Living Art Museum Aims to Reflect Iceland’s Diversity

Nýlistasafnið/The Living Art Museum

The Living Art Museum in Reykjavík, Iceland, has sent out an open call for its autumn exhibition for the year 2021. The call is particularly directed at individuals and groups who have traditionally been excluded from fine art institutions in Iceland, such as the LGBT+ community, Icelanders of foreign origin, mixed Icelanders, immigrants, and “people who find themselves voiceless within the socio-political structure.”

“With this open application process, we want to counteract any kind of discrimination that takes place in our society today, such as racial inequality, and the suppression of marginalized groups and cultures,” a press release from the Museum reads.

The idea to direct the open call to marginalised groups and individuals came from the Museum’s staff and board earlier this year in the wake of the Black Lives Matter protests occurring around the world. “This struggle […] led to a great deal of introspection by the board of the Living Art Museum. As a result, it has become clear to the museum’s management that we have not been able to fully reflect the diverse growth that characterizes art and human life in Iceland.”

“It is important that all cultural institutions in the country undergo a substantial self-examination. What kind of space are these institutions creating? And for whom?” the Museum states, and the project representatives say they hope the initiative serves as a guiding light for other institutions in Iceland

To go over the open call submissions, the Museum’s board is putting together a special selection committee “in order to ensure diversity and counteract hidden bias.” The deadline for submissions is October 4. All the application details, including translation of the text to Arabic, Polish, and Icelandic can be found here.

Discuss Racism in Iceland via Björk’s Instagram Page

Icelandic musician Björk’s Instagram account will host a live discussion in English on racism in Iceland at 6.00pm GMT tonight. The discussion will be held by Chanel Björk Sturludóttir and Diana Rós Hạhn Breckmann, two Icelanders of mixed origin, and will focus on “how the BLM movement has had an impact here too,” according to a post on Björk’s Instagram.

https://www.instagram.com/p/CBkpe8ojnwR/

Chanel produced a radio show for Iceland’s National Broadcaster RÚV last year called Íslenska mannflóran focusing on Icelanders of mixed origin and deconstructing the concepts of nationality, race, and multiculturalism. She is also a co-founder of Hennar rödd (Her Voice), an annual event that creates a platform for women of multicultural ethnicity to share their experiences of Icelandic society. Diana, a fashion stylist, has been vocal against cultural appropriation in fashion.

Over 3,000 people attended a Black Lives Matter solidarity meeting in Reykjavík earlier this month. The event was organised by African Americans living in Iceland. A meeting was also held in Ísafjörður, the Westfjords, on the same day, where some 100 people attended.

East Iceland LGBT+ Association Established Today

LGBT+ Iceland

A new LGBT+ association in East Iceland aims to prevent isolation and create a sense of community among LGBT+ people living in Iceland’s countryside, GayIceland reports.

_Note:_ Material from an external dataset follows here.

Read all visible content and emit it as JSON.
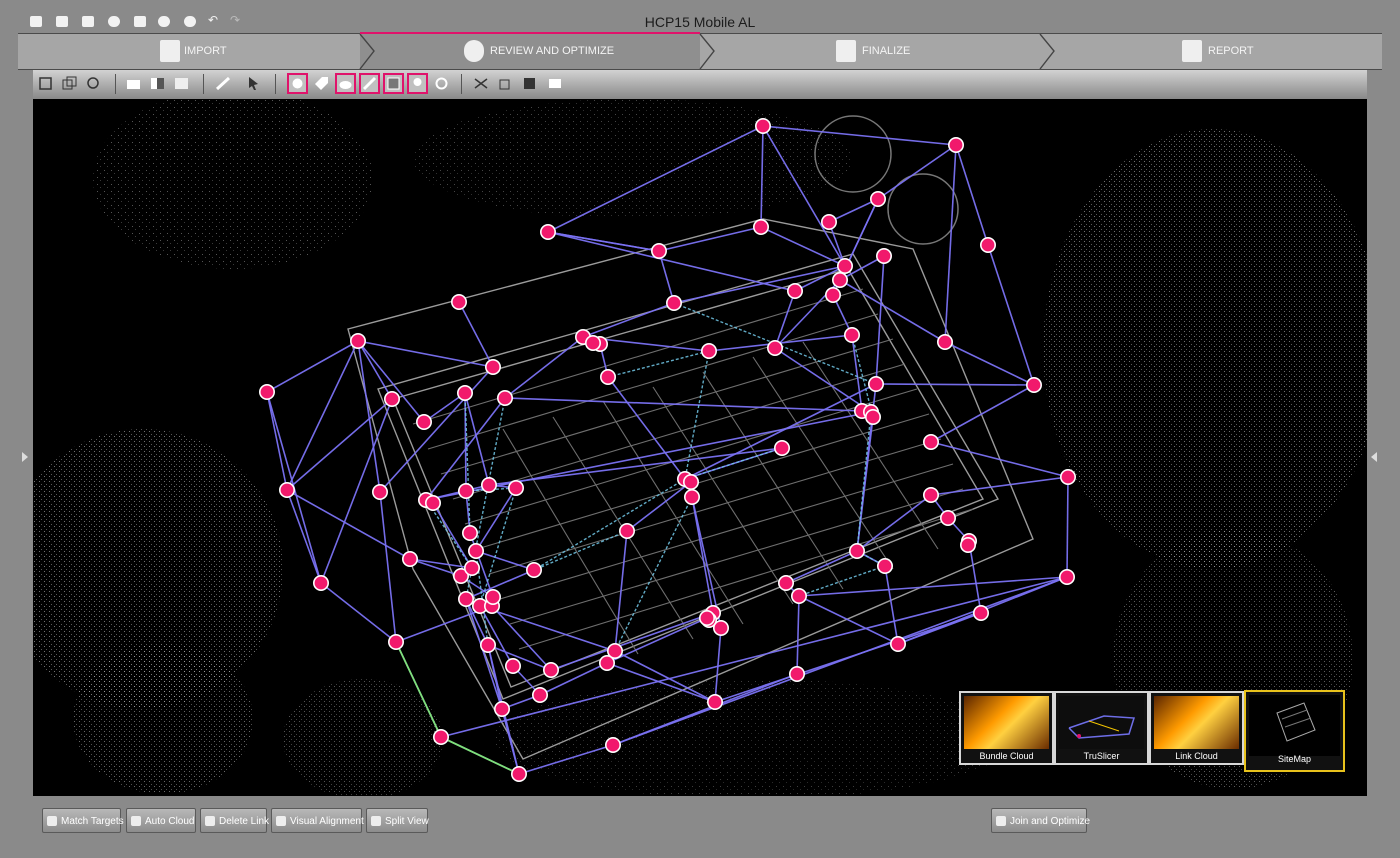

Mother of four and lawyer Jódís Skúla decided to found the organisation, called Hinsegin Austurland, when she moved back to her hometown of Egilsstaðir following more than 20 years in Reykjavík.

”When I was growing up here in East Iceland there were no role models”, explains Jódís, when asked about how the organisation can help young LGBT+ people in the region. ”And I found myself so isolated that I chose to move to Reykjavik. I don’t want young people to ever experience the same feeling of loneliness. And even though times are different now we still need to stand together and protect the rights we have fought for and overcome still-existing injustice.”

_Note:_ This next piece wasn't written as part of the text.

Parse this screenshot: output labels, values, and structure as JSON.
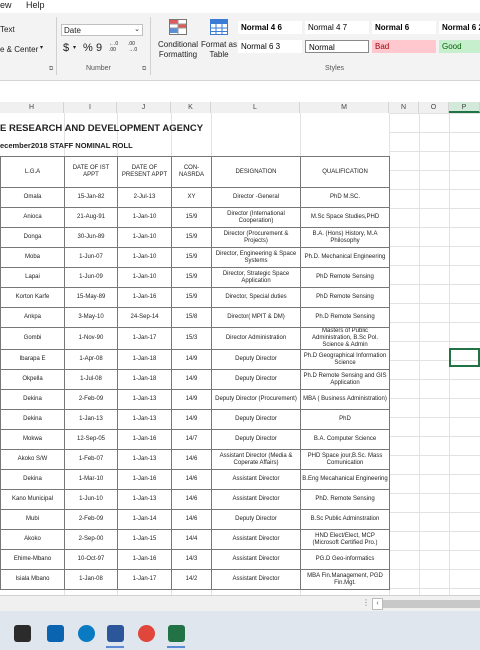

The organisation’s inaugural meeting will be held today at 3.00pm at Hótel Valaskjálf in Eglisstaðir. The meeting will be followed by a drag competition and performances by members of Iceland’s LGBT+ community Haffi Haff and Páll Óskar.

Hinsegin Austurland plans on holding meetings for the LGBT+ community every two weeks, as well as offering educational workshops and pop-up events.